> > Interested in feedback! I'll be working on Go and C++ in coming weeks so
> > I'd like to co-ordinate with ruby and python efforts so we can present
> > something coherent to our users.
> > 
> > Cheers,
> > Alan.
> > 
> > 
> 
> Working with a completely different code base the same set of questions came 
> up. What makes a good example suite?
> Today this kit has:
>  * HelloWorld
>  ** HelloWorld_simple
>  ** HelloWorld_robust
>  * Interop
>  ** Interop.Client
>  ** Interop.Server
>  ** Interop.Drain
>  ** Interop.Spout
>  * AnonymousRelay
>  ** AnonymousRelay
>  * PeerToPeer
>  ** PeerToPeer.Client
>  ** PeerToPeer.Server
>  * ReceiveSelector
>  ** ReceiveSelector
> 
> 1. The HelloWorld, Interop, AnonymousRelay, and ReceiveSelector examples 
> require an external broker or a Dispatch router network
> 
> 2. HelloWorld has a _simple and a _robust. Criticism of send_simple has basis 
> as long as there's only one send example. If you throw in another example 

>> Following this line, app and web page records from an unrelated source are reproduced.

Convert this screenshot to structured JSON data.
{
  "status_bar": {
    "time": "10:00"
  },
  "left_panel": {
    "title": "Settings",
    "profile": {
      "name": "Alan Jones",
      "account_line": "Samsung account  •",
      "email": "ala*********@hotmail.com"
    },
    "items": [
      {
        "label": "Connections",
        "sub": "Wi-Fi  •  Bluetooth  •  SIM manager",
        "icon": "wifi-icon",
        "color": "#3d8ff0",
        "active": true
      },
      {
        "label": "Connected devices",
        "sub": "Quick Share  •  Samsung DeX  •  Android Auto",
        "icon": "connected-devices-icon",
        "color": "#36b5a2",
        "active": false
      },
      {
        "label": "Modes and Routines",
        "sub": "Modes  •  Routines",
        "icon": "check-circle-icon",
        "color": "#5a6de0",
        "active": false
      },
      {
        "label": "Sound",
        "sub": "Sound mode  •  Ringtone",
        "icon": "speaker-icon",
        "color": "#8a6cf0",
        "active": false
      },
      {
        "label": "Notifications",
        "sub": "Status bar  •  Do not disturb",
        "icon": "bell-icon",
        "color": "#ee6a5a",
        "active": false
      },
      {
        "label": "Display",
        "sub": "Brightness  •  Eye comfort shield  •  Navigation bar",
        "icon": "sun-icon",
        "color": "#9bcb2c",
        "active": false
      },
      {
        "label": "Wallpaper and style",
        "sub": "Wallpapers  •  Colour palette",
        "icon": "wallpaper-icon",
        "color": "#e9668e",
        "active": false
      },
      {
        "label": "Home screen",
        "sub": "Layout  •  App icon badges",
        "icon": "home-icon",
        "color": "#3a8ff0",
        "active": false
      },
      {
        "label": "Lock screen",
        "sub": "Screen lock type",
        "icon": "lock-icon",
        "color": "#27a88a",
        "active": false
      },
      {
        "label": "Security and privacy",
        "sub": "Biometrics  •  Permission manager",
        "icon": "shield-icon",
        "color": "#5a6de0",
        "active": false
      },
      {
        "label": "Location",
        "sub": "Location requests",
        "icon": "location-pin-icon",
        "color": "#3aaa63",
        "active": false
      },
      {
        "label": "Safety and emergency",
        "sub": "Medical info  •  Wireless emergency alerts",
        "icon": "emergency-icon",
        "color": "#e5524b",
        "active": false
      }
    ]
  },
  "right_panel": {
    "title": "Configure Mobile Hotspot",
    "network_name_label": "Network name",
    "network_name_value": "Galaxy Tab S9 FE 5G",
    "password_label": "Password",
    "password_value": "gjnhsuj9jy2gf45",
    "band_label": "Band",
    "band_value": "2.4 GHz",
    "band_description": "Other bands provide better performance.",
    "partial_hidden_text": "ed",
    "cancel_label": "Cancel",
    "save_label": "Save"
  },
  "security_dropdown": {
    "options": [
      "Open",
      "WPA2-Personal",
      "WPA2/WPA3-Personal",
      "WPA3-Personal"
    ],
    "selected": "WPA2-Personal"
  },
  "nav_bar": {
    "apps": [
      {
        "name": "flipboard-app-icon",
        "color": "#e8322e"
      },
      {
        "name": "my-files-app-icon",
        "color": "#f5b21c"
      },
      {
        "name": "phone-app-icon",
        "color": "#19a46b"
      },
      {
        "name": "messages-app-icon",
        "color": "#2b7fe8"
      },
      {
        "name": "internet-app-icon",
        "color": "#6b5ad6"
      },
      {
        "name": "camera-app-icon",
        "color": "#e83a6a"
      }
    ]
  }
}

> with exception checking, error recovery, configuration options, logging, 
> proper resource closure, and so on with some/many of the things a real 
> application will need eventually then 'send_simple' is a good way to describe 
> the simple one. That's how the two HelloWorld variants came to be.
> 
> 3. The Interop sets client/server and drain/spout faithfully reproduce the 
> command line options of the Qpid Messaging examples. Getting these examples 
> to work in the new client were helped a lot by having known-good Qpid code as 
> the peer for the test.
> 
> Your list of requirements seems good and I like your suggested names. 
> I'd add the requirement that new binding examples MUST interoperate with the 
> existing examples and bindings.
> 

Yes indeed. Interop and consistent naming/usage of examples will make it
much easier to set up some basic interop smoke tests between bindings.
E.g. the Go examples work with the python broker, simple_send and
simple_recv. If all bindings have similar examples then it would be
fairly easy to automate tests for a matrix of combinations.


Reply via email to